PERCENTAGE OF NITRO
Which percentage of nitro should you run?
Everyone you seem to ask has a different opinion of what type of fuel to use. No fuel is ideal for every application or is it a fact that a higher percentage of nitro results in better all round performance. The correct percentage of nitro in a fuel and its effects on engine performance are rather complex issues due to the many variables as in climate, humidity and glow plugs used. To understand how nitro content affects engine performance, it helps to have a little basic understanding of nitro.
Nitromethane is a monopropellant which means it can burn in the absence of air.
Nitromethane contains nitrogen and oxygen, which provides more "fuel" for the combustion process.
The oxygen contained in nitromethane is released during the combustion process allowing richer needle settings that pack more fuel in the combustion chamber.
More fuel plus more air potentially equals more horsepower when engines are designed to run on fuels containing nitromethane or the amount of nitromethane that you run.

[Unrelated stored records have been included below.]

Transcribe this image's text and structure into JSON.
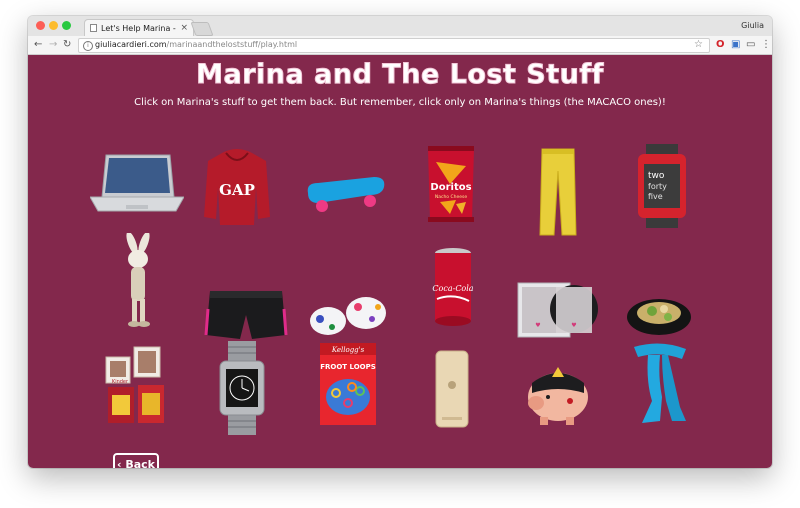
{
  "browser": {
    "tab_title": "Let's Help Marina - Marina And",
    "tab_close": "×",
    "profile_name": "Giulia",
    "url_host": "giuliacardieri.com",
    "url_path": "/marinaandtheloststuff/play.html"
  },
  "page": {
    "title": "Marina and The Lost Stuff",
    "subtitle": "Click on Marina's stuff to get them back. But remember, click only on Marina's things (the MACACO ones)!",
    "back_label": "‹ Back",
    "background_color": "#83284c"
  },
  "items": [
    {
      "name": "laptop"
    },
    {
      "name": "red-gap-hoodie",
      "text": "GAP"
    },
    {
      "name": "blue-skateboard"
    },
    {
      "name": "doritos-bag",
      "text": "Doritos",
      "subtext": "Nacho Cheese"
    },
    {
      "name": "yellow-pants"
    },
    {
      "name": "pebble-watch",
      "text": "two forty five"
    },
    {
      "name": "rabbit-figure"
    },
    {
      "name": "black-shorts"
    },
    {
      "name": "ring-pop-candies"
    },
    {
      "name": "coca-cola-can",
      "text": "Coca-Cola"
    },
    {
      "name": "britney-cd"
    },
    {
      "name": "salad-bowl"
    },
    {
      "name": "chocolate-boxes",
      "text": "Kinder"
    },
    {
      "name": "pebble-steel-watch"
    },
    {
      "name": "froot-loops-box",
      "text": "FROOT LOOPS",
      "brand": "Kellogg's"
    },
    {
      "name": "gold-iphone"
    },
    {
      "name": "wonder-woman-piggy-bank"
    },
    {
      "name": "blue-scarf"
    }
  ]
}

There are a great deal more technical aspects to Nitromethane, but this explains why you can produce more power with it.
Now running more nitro does not always mean more horsepower, the engine has to be designed to run the amount of nitromethane you intend to use. Running 30% nitro fuel in an engine designed for low to no nitromethane content, will not yield anything but poor, hot running engine characteristics. Using 0% nitro fuel in an engine designed for 20% or higher nitro will yield equally poor running engine characteristics.
RC cars and trucks with engine sizes .12-->.18 usually use 10%-20% nitro content fuel with 8%-16% oil content. It is hard for one person to tell you which fuel to use for your particular vehicle due the varying conditions of your surrounding area. If you wish to find out what really works, go down to your local track to see what everyone uses, that's the easiest way. RC cars and trucks with engines from .21-->.27 typically use more nitro content. The common range is from 20%-40% and around 8%-18% oil content. Fuels have different oils, and at different altitudes their flash points are different, so some people say a particular fuel is good, but for someone else it is not. It is mostly trial and error for which fuel will run best for your liking.
NOTE: PROCEDURE IS COPYRIGHTED AND MUST NOT BE REPRODUCED. For Public Use only.